      well. Dice into pencil eraser sized pieces.
    * 2 medium onions, diced
      Preferably Kula onions, but any of the
      Sweet varieties work.
    * 3 green onions, thinly sliced

You'll want to soak the salt salmon filet in cold water for 3-6 hours, changing the water several times. On your last water change, add a tray or so of ice cubes, as lomi lomi salmon is best when it's very cold. It's also easier to dice, which is the next step.

Drain the salmon, and remove all bones and skin. Dice the salmon into small cubes, about the size of a pencil eraser. It's ok to use any smaller pieces, so as not to waste any of the salmon filet.
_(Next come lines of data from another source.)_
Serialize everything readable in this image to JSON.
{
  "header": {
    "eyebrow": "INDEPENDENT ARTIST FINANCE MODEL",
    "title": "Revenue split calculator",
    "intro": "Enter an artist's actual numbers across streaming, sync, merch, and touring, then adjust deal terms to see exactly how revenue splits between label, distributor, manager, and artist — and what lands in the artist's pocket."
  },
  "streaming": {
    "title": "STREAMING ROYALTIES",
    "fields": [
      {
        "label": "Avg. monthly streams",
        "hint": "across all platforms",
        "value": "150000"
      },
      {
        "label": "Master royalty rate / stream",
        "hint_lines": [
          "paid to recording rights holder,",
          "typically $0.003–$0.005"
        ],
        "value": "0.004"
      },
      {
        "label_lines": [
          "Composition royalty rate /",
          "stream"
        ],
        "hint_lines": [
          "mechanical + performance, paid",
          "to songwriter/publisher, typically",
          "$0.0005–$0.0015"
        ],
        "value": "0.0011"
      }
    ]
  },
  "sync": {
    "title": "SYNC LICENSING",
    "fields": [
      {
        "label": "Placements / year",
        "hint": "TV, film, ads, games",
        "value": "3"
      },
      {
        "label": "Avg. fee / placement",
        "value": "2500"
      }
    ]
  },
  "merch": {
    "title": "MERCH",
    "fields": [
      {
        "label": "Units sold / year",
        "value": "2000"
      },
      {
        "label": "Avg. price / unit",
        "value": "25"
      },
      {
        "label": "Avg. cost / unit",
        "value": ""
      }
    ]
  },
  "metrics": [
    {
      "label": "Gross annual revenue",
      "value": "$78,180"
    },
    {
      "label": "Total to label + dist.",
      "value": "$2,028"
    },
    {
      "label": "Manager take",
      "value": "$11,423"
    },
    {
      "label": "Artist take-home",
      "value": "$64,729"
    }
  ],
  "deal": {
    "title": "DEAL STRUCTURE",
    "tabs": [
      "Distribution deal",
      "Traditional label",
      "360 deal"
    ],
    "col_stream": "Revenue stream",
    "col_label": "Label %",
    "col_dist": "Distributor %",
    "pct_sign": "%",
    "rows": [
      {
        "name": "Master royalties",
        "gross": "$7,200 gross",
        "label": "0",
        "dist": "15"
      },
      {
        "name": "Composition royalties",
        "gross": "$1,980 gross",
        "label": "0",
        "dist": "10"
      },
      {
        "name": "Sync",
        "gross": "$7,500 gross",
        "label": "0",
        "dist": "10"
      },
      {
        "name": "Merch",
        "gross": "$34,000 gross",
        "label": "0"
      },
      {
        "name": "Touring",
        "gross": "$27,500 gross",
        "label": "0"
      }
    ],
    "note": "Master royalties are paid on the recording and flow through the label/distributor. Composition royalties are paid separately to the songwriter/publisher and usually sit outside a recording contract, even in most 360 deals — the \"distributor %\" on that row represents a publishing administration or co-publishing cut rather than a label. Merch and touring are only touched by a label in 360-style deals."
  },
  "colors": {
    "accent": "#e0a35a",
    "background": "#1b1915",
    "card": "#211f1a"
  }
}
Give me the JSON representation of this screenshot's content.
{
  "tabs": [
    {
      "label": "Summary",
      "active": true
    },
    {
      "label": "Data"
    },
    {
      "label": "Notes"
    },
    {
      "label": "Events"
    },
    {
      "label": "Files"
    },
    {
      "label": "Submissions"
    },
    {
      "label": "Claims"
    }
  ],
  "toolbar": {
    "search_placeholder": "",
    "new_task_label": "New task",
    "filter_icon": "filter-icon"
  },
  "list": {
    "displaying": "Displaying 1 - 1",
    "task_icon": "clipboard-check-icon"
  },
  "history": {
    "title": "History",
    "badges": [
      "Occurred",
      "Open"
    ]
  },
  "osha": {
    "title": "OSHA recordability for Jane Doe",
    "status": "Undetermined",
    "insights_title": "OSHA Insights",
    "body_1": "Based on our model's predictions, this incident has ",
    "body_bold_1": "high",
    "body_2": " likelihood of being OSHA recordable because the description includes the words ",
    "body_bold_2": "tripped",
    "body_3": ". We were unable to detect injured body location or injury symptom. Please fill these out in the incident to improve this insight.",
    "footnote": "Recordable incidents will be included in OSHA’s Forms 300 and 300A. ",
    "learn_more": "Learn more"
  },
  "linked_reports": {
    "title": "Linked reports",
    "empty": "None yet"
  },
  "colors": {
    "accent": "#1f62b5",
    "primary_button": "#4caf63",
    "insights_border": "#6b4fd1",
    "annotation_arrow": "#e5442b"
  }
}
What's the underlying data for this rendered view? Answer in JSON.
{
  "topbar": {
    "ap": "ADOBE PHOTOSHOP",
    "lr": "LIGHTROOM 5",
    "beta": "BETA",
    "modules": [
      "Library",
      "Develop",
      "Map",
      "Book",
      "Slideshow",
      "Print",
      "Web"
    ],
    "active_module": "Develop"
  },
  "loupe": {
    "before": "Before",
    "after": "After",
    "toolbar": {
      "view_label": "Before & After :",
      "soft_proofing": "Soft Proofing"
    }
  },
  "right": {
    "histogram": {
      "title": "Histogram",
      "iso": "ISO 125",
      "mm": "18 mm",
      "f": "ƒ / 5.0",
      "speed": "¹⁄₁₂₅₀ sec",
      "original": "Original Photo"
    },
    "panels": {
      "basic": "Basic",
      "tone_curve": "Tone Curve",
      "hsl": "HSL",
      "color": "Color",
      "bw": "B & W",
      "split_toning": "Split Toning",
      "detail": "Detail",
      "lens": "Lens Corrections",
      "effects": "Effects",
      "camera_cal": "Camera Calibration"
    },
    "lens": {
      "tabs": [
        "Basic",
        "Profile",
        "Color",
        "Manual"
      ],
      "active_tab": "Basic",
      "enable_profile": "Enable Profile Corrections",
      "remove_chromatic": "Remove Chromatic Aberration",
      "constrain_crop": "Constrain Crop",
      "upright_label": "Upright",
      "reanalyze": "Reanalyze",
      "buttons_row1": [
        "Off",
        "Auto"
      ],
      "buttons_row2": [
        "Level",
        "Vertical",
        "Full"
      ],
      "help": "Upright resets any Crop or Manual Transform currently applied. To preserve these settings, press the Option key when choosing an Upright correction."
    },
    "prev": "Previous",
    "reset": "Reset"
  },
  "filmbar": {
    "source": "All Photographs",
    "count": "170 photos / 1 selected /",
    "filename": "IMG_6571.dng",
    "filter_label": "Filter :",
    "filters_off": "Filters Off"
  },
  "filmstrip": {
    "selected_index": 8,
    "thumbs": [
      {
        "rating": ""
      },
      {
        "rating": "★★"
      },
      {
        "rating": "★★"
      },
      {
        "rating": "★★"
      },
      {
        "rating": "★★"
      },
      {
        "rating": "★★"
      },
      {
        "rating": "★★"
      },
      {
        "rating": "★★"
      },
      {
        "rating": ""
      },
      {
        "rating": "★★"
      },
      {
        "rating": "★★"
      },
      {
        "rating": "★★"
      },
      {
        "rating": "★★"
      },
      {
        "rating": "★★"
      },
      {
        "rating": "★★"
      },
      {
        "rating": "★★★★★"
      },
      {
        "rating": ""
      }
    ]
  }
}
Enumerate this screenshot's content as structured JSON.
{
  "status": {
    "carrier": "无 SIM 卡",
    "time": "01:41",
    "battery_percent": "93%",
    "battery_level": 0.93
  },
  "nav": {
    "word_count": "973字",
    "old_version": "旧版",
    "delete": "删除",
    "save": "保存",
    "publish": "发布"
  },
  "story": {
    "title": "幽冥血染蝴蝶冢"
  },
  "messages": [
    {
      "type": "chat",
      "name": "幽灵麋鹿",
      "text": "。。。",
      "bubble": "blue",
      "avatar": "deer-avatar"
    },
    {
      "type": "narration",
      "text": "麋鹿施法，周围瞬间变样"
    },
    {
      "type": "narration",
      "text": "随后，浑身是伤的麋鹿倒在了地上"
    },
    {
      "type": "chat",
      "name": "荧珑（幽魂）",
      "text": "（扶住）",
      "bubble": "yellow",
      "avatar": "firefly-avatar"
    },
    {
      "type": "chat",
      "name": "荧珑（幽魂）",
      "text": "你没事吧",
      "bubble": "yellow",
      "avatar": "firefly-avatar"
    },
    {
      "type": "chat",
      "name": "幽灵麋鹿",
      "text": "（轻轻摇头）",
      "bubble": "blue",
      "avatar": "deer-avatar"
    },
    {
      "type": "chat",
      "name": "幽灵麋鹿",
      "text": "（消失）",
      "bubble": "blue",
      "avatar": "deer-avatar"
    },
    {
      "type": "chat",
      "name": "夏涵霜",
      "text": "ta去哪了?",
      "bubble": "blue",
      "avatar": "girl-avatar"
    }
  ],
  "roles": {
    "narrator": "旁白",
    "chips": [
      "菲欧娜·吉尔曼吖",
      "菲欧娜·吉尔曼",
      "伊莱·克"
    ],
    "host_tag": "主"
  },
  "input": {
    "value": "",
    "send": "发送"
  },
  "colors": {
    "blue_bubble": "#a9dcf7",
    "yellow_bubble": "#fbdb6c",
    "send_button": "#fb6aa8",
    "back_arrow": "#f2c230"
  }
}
Put the salmon cubes, diced tomatoes, and diced sweet onion in a glass bowl. Gently combine them with your fingers.  It is not traditional, and totally optional, but I added in the juice of 1/2 a lime, just for flavor and contrast. Some people add in cilantro and jalapeno pepper, minced.  At this point, you can cover the glass bowl and refrigerate for several hours or overnight.


Again, lomi lomi salmon is best served very cold. Prior to serving, add a half dozen or so ice cubes (or better yet, a cup of shaved ice) and the sliced green onion. Toss gently and serve with a slotted spoon; on a bed of mixed micro greens if you like.  Perfect with roast pork, poi and fried rice!  

I'm sharing with the folks over at Beth Fish Reads for her Weekend Cooking event, and with Heather's group at her Foodies Read Challenge, finishing off the December Read.  I hope you'll check out both spots for some good reading and cooking ideas.  Happy New Year all!!

5 comments:

Wendy Klik said...

I will have to put this book onto my queue. Thanks Claudia.

Tina said...

No cell phones or children would make for a relaxing time. Sounds like a good book and thanks for that step-by-step on the salmon prep.
Happy new year!

Mae Travels said...

It's intriguing to think about what a cruise actually crossing the Pacific would have been like in the fifties. So much has changed since then! I was curious about lomi lomi salmon since all its ingredients originate outside Hawaii -- but evidently tomatoes and onions were introduced in the early 19th century, and the salted salmon (not a local fish) came with ships a bit later. So it's been a tradition for a long time even if not from pre-Captain Cook days.

best... mae at maefood.blogspot.com

Beth F said...

Thanks for this recipe. I've missed lomi lomi salmon -- I haven't had it in years and years since I last worked in Hawaii. Now I can make it myself!

Carole said...

Happy New Year! Cheers from carole's chatter